> TASK DESCRIPTION
Omit every picture, then return each line of the data below exactly.

> MATERIAL PROVIDED
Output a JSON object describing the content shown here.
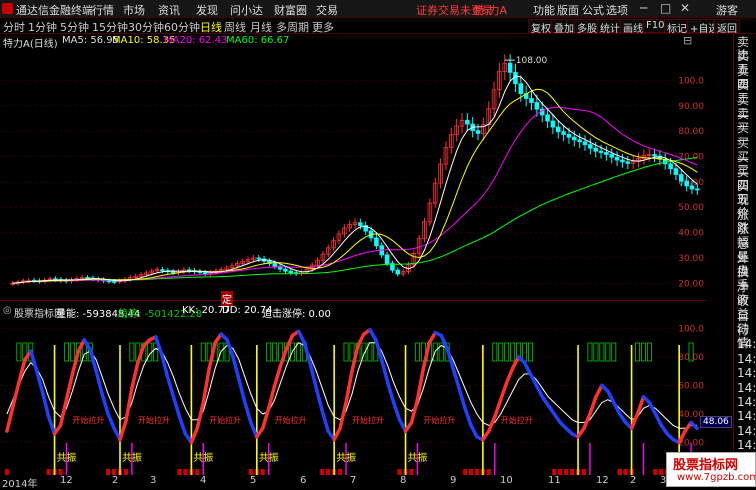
{
  "app": {
    "name": "通达信金融终端"
  },
  "menu": [
    "行情",
    "市场",
    "资讯",
    "发现",
    "问小达",
    "财富圈",
    "交易"
  ],
  "status_warning": "证券交易未登录",
  "stock_tag": "特 力A",
  "top_tools": [
    "功能",
    "版面",
    "公式",
    "选项"
  ],
  "user": "游客",
  "periods": [
    "分时",
    "1分钟",
    "5分钟",
    "15分钟",
    "30分钟",
    "60分钟",
    "日线",
    "周线",
    "月线",
    "多周期",
    "更多"
  ],
  "active_period": "日线",
  "right_tools": [
    "复权",
    "叠加",
    "多股",
    "统计",
    "画线",
    "F10",
    "标记",
    "+自选",
    "返回"
  ],
  "main_legend": {
    "name": "特力A(日线)",
    "ma5": "MA5: 56.95",
    "ma10": "MA10: 58.35",
    "ma20": "MA20: 62.43",
    "ma60": "MA60: 66.67"
  },
  "colors": {
    "ma5": "#ffffff",
    "ma10": "#ffff00",
    "ma20": "#ff00ff",
    "ma60": "#00ff00",
    "up": "#ff3232",
    "down": "#00ffff"
  },
  "price_axis": [
    "100.0",
    "90.00",
    "80.00",
    "70.00",
    "60.00",
    "50.00",
    "40.00",
    "30.00",
    "20.00"
  ],
  "peak_label": "108.00",
  "ind_legend": {
    "name": "股票指标网",
    "vol": "量能: -593848.44",
    "trend": "趋势: -501422.28",
    "kk": "KK: 20.77",
    "dd": "DD: 20.74",
    "stop": "追击涨停: 0.00"
  },
  "ind_axis": [
    "100.0",
    "80.00",
    "60.00",
    "40.00",
    "20.00"
  ],
  "ind_current": "48.06",
  "ind_annotations": [
    "共振",
    "共振",
    "共振",
    "共振",
    "共振",
    "共振"
  ],
  "ind_signals": [
    "开始拉升",
    "开始拉升",
    "开始拉升",
    "开始拉升",
    "开始拉升",
    "开始拉升",
    "开始拉升"
  ],
  "right_panel": [
    "卖比",
    "卖五",
    "卖四",
    "卖三",
    "卖二",
    "卖一",
    "买一",
    "买二",
    "买三",
    "买四",
    "买五",
    "现价",
    "涨跌",
    "涨幅",
    "总量",
    "外盘",
    "换手",
    "净资",
    "收益",
    "自动",
    "行情",
    "14:5",
    "14:5",
    "14:5",
    "14:5",
    "14:5",
    "14:5",
    "14:5",
    "14:5",
    "14:5"
  ],
  "date_axis": [
    "2014年",
    "12",
    "2",
    "3",
    "4",
    "5",
    "6",
    "7",
    "8",
    "9",
    "10",
    "11",
    "12",
    "2",
    "3",
    "4"
  ],
  "fixed_label": "定",
  "watermark": {
    "title": "股票指标网",
    "url": "www.7gpzb.com"
  },
  "main_closes": [
    20.0,
    20.5,
    21.0,
    21.2,
    21.0,
    20.8,
    21.3,
    21.8,
    21.5,
    21.2,
    20.9,
    21.4,
    21.9,
    22.3,
    22.1,
    21.7,
    21.4,
    21.0,
    20.8,
    20.6,
    21.0,
    21.6,
    22.3,
    22.8,
    23.4,
    24.1,
    24.9,
    25.4,
    25.0,
    24.6,
    24.3,
    24.7,
    25.3,
    25.0,
    24.6,
    24.2,
    23.9,
    24.3,
    24.9,
    25.5,
    26.1,
    26.9,
    27.8,
    28.6,
    29.4,
    30.0,
    29.6,
    28.7,
    27.8,
    26.7,
    25.6,
    24.8,
    24.2,
    23.9,
    24.4,
    25.6,
    27.2,
    29.1,
    31.5,
    34.0,
    36.8,
    39.5,
    41.8,
    43.2,
    43.9,
    42.8,
    40.6,
    37.9,
    34.8,
    31.2,
    27.8,
    25.2,
    23.7,
    24.6,
    27.4,
    31.8,
    37.6,
    44.2,
    51.6,
    59.5,
    67.0,
    73.5,
    78.6,
    82.0,
    84.3,
    82.8,
    80.2,
    79.1,
    82.6,
    88.8,
    96.3,
    103.5,
    106.8,
    103.2,
    98.7,
    94.8,
    92.9,
    91.3,
    88.7,
    86.4,
    84.0,
    81.6,
    79.8,
    78.7,
    77.6,
    76.6,
    75.8,
    74.7,
    73.3,
    72.1,
    71.6,
    70.8,
    69.7,
    68.6,
    67.9,
    67.3,
    68.0,
    69.2,
    70.4,
    70.8,
    70.2,
    68.9,
    67.1,
    65.2,
    62.9,
    60.3,
    58.4,
    57.2,
    56.9
  ],
  "ind_fast": [
    28,
    45,
    62,
    78,
    84,
    70,
    55,
    38,
    26,
    32,
    50,
    68,
    84,
    92,
    85,
    70,
    54,
    40,
    30,
    22,
    35,
    58,
    76,
    88,
    92,
    94,
    82,
    66,
    52,
    38,
    26,
    20,
    30,
    48,
    72,
    90,
    96,
    92,
    80,
    64,
    48,
    34,
    24,
    30,
    44,
    60,
    74,
    86,
    95,
    98,
    90,
    75,
    58,
    42,
    28,
    22,
    30,
    48,
    70,
    88,
    96,
    99,
    92,
    78,
    62,
    48,
    36,
    28,
    34,
    50,
    72,
    90,
    97,
    95,
    86,
    72,
    58,
    44,
    32,
    24,
    22,
    28,
    38,
    50,
    62,
    72,
    80,
    76,
    68,
    60,
    52,
    46,
    40,
    34,
    30,
    26,
    24,
    30,
    40,
    52,
    60,
    56,
    48,
    40,
    34,
    30,
    40,
    52,
    48,
    40,
    32,
    26,
    22,
    20,
    28,
    34,
    30
  ],
  "ind_slow": [
    40,
    50,
    60,
    70,
    76,
    72,
    64,
    52,
    42,
    38,
    44,
    56,
    70,
    82,
    84,
    78,
    66,
    54,
    44,
    36,
    38,
    48,
    62,
    74,
    82,
    86,
    84,
    76,
    66,
    54,
    44,
    36,
    36,
    42,
    56,
    72,
    84,
    88,
    86,
    78,
    66,
    54,
    44,
    40,
    42,
    50,
    62,
    74,
    84,
    90,
    88,
    80,
    70,
    58,
    46,
    38,
    36,
    42,
    54,
    70,
    82,
    90,
    90,
    84,
    74,
    62,
    52,
    44,
    42,
    46,
    58,
    72,
    84,
    88,
    86,
    78,
    68,
    58,
    48,
    40,
    34,
    32,
    34,
    40,
    48,
    56,
    64,
    68,
    68,
    64,
    58,
    52,
    48,
    44,
    40,
    36,
    34,
    34,
    36,
    42,
    48,
    50,
    48,
    44,
    40,
    36,
    38,
    44,
    46,
    44,
    40,
    36,
    32,
    30,
    30,
    32,
    32
  ]
}
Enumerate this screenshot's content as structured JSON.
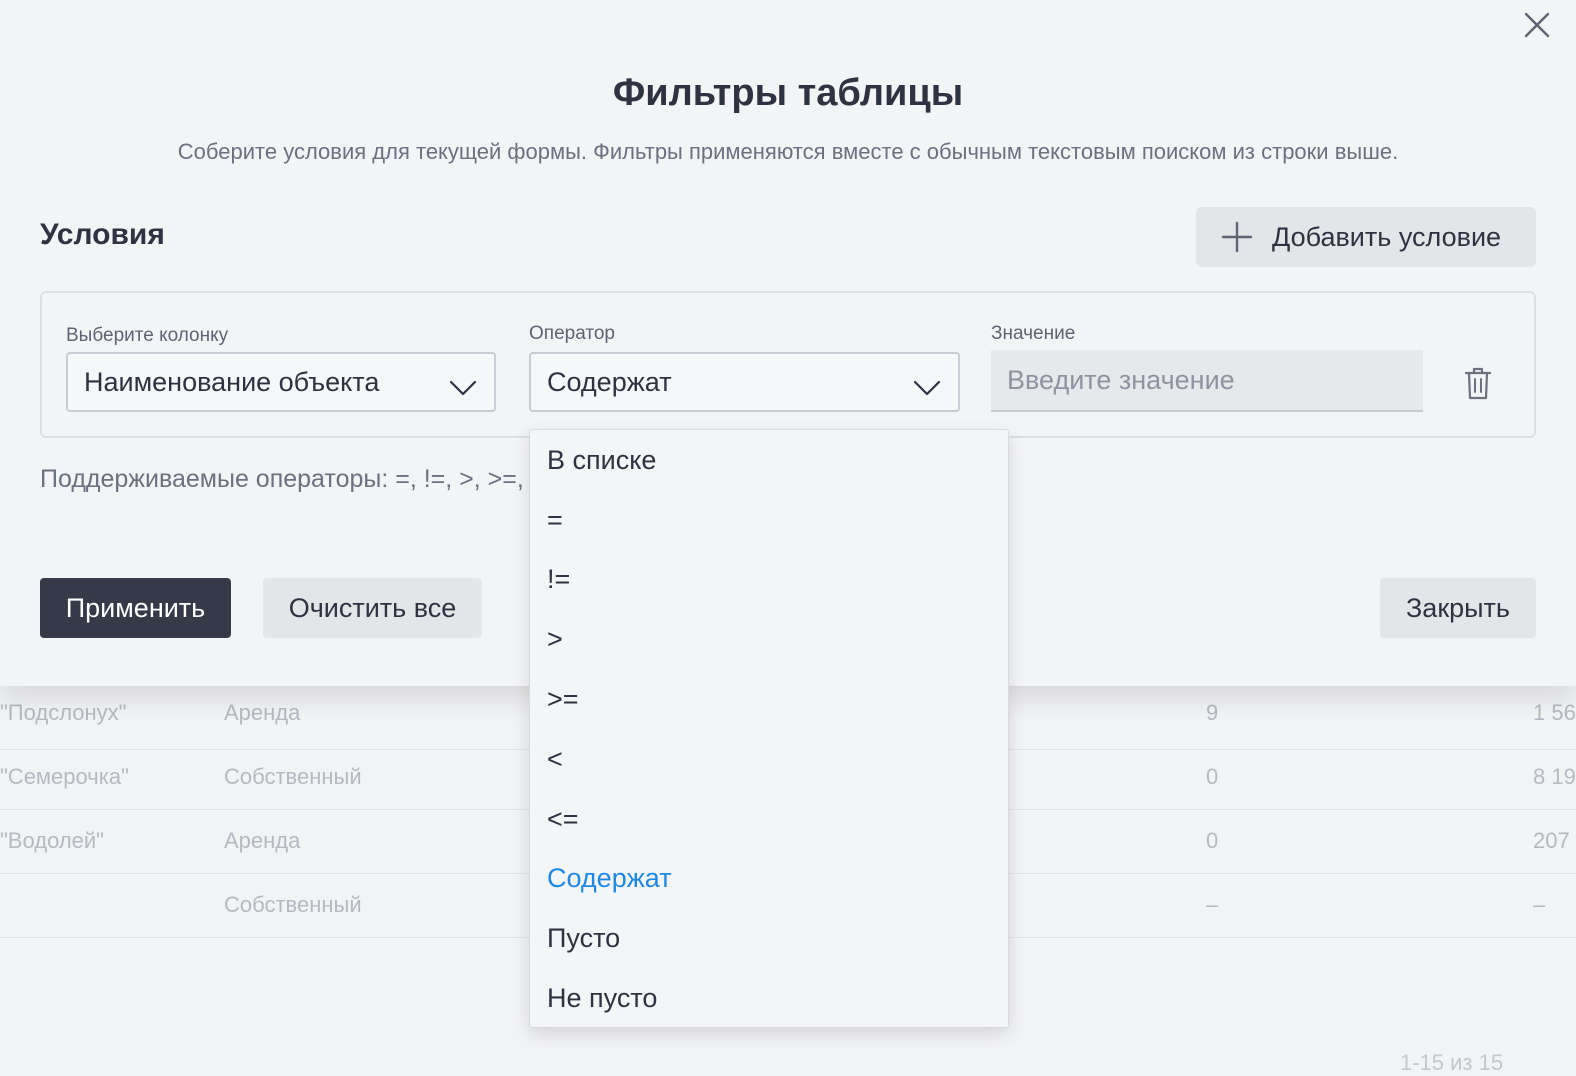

> ANSWER
Output a JSON object describing the content shown here.
{
  "app": {
    "name": "通达信金融终端"
  },
  "menu": [
    "行情",
    "市场",
    "资讯",
    "发现",
    "问小达",
    "财富圈",
    "交易"
  ],
  "status_warning": "证券交易未登录",
  "stock_tag": "特 力A",
  "top_tools": [
    "功能",
    "版面",
    "公式",
    "选项"
  ],
  "user": "游客",
  "periods": [
    "分时",
    "1分钟",
    "5分钟",
    "15分钟",
    "30分钟",
    "60分钟",
    "日线",
    "周线",
    "月线",
    "多周期",
    "更多"
  ],
  "active_period": "日线",
  "right_tools": [
    "复权",
    "叠加",
    "多股",
    "统计",
    "画线",
    "F10",
    "标记",
    "+自选",
    "返回"
  ],
  "main_legend": {
    "name": "特力A(日线)",
    "ma5": "MA5: 56.95",
    "ma10": "MA10: 58.35",
    "ma20": "MA20: 62.43",
    "ma60": "MA60: 66.67"
  },
  "colors": {
    "ma5": "#ffffff",
    "ma10": "#ffff00",
    "ma20": "#ff00ff",
    "ma60": "#00ff00",
    "up": "#ff3232",
    "down": "#00ffff"
  },
  "price_axis": [
    "100.0",
    "90.00",
    "80.00",
    "70.00",
    "60.00",
    "50.00",
    "40.00",
    "30.00",
    "20.00"
  ],
  "peak_label": "108.00",
  "ind_legend": {
    "name": "股票指标网",
    "vol": "量能: -593848.44",
    "trend": "趋势: -501422.28",
    "kk": "KK: 20.77",
    "dd": "DD: 20.74",
    "stop": "追击涨停: 0.00"
  },
  "ind_axis": [
    "100.0",
    "80.00",
    "60.00",
    "40.00",
    "20.00"
  ],
  "ind_current": "48.06",
  "ind_annotations": [
    "共振",
    "共振",
    "共振",
    "共振",
    "共振",
    "共振"
  ],
  "ind_signals": [
    "开始拉升",
    "开始拉升",
    "开始拉升",
    "开始拉升",
    "开始拉升",
    "开始拉升",
    "开始拉升"
  ],
  "right_panel": [
    "卖比",
    "卖五",
    "卖四",
    "卖三",
    "卖二",
    "卖一",
    "买一",
    "买二",
    "买三",
    "买四",
    "买五",
    "现价",
    "涨跌",
    "涨幅",
    "总量",
    "外盘",
    "换手",
    "净资",
    "收益",
    "自动",
    "行情",
    "14:5",
    "14:5",
    "14:5",
    "14:5",
    "14:5",
    "14:5",
    "14:5",
    "14:5",
    "14:5"
  ],
  "date_axis": [
    "2014年",
    "12",
    "2",
    "3",
    "4",
    "5",
    "6",
    "7",
    "8",
    "9",
    "10",
    "11",
    "12",
    "2",
    "3",
    "4"
  ],
  "fixed_label": "定",
  "watermark": {
    "title": "股票指标网",
    "url": "www.7gpzb.com"
  },
  "main_closes": [
    20.0,
    20.5,
    21.0,
    21.2,
    21.0,
    20.8,
    21.3,
    21.8,
    21.5,
    21.2,
    20.9,
    21.4,
    21.9,
    22.3,
    22.1,
    21.7,
    21.4,
    21.0,
    20.8,
    20.6,
    21.0,
    21.6,
    22.3,
    22.8,
    23.4,
    24.1,
    24.9,
    25.4,
    25.0,
    24.6,
    24.3,
    24.7,
    25.3,
    25.0,
    24.6,
    24.2,
    23.9,
    24.3,
    24.9,
    25.5,
    26.1,
    26.9,
    27.8,
    28.6,
    29.4,
    30.0,
    29.6,
    28.7,
    27.8,
    26.7,
    25.6,
    24.8,
    24.2,
    23.9,
    24.4,
    25.6,
    27.2,
    29.1,
    31.5,
    34.0,
    36.8,
    39.5,
    41.8,
    43.2,
    43.9,
    42.8,
    40.6,
    37.9,
    34.8,
    31.2,
    27.8,
    25.2,
    23.7,
    24.6,
    27.4,
    31.8,
    37.6,
    44.2,
    51.6,
    59.5,
    67.0,
    73.5,
    78.6,
    82.0,
    84.3,
    82.8,
    80.2,
    79.1,
    82.6,
    88.8,
    96.3,
    103.5,
    106.8,
    103.2,
    98.7,
    94.8,
    92.9,
    91.3,
    88.7,
    86.4,
    84.0,
    81.6,
    79.8,
    78.7,
    77.6,
    76.6,
    75.8,
    74.7,
    73.3,
    72.1,
    71.6,
    70.8,
    69.7,
    68.6,
    67.9,
    67.3,
    68.0,
    69.2,
    70.4,
    70.8,
    70.2,
    68.9,
    67.1,
    65.2,
    62.9,
    60.3,
    58.4,
    57.2,
    56.9
  ],
  "ind_fast": [
    28,
    45,
    62,
    78,
    84,
    70,
    55,
    38,
    26,
    32,
    50,
    68,
    84,
    92,
    85,
    70,
    54,
    40,
    30,
    22,
    35,
    58,
    76,
    88,
    92,
    94,
    82,
    66,
    52,
    38,
    26,
    20,
    30,
    48,
    72,
    90,
    96,
    92,
    80,
    64,
    48,
    34,
    24,
    30,
    44,
    60,
    74,
    86,
    95,
    98,
    90,
    75,
    58,
    42,
    28,
    22,
    30,
    48,
    70,
    88,
    96,
    99,
    92,
    78,
    62,
    48,
    36,
    28,
    34,
    50,
    72,
    90,
    97,
    95,
    86,
    72,
    58,
    44,
    32,
    24,
    22,
    28,
    38,
    50,
    62,
    72,
    80,
    76,
    68,
    60,
    52,
    46,
    40,
    34,
    30,
    26,
    24,
    30,
    40,
    52,
    60,
    56,
    48,
    40,
    34,
    30,
    40,
    52,
    48,
    40,
    32,
    26,
    22,
    20,
    28,
    34,
    30
  ],
  "ind_slow": [
    40,
    50,
    60,
    70,
    76,
    72,
    64,
    52,
    42,
    38,
    44,
    56,
    70,
    82,
    84,
    78,
    66,
    54,
    44,
    36,
    38,
    48,
    62,
    74,
    82,
    86,
    84,
    76,
    66,
    54,
    44,
    36,
    36,
    42,
    56,
    72,
    84,
    88,
    86,
    78,
    66,
    54,
    44,
    40,
    42,
    50,
    62,
    74,
    84,
    90,
    88,
    80,
    70,
    58,
    46,
    38,
    36,
    42,
    54,
    70,
    82,
    90,
    90,
    84,
    74,
    62,
    52,
    44,
    42,
    46,
    58,
    72,
    84,
    88,
    86,
    78,
    68,
    58,
    48,
    40,
    34,
    32,
    34,
    40,
    48,
    56,
    64,
    68,
    68,
    64,
    58,
    52,
    48,
    44,
    40,
    36,
    34,
    34,
    36,
    42,
    48,
    50,
    48,
    44,
    40,
    36,
    38,
    44,
    46,
    44,
    40,
    36,
    32,
    30,
    30,
    32,
    32
  ]
}
Enumerate this screenshot's content as structured JSON.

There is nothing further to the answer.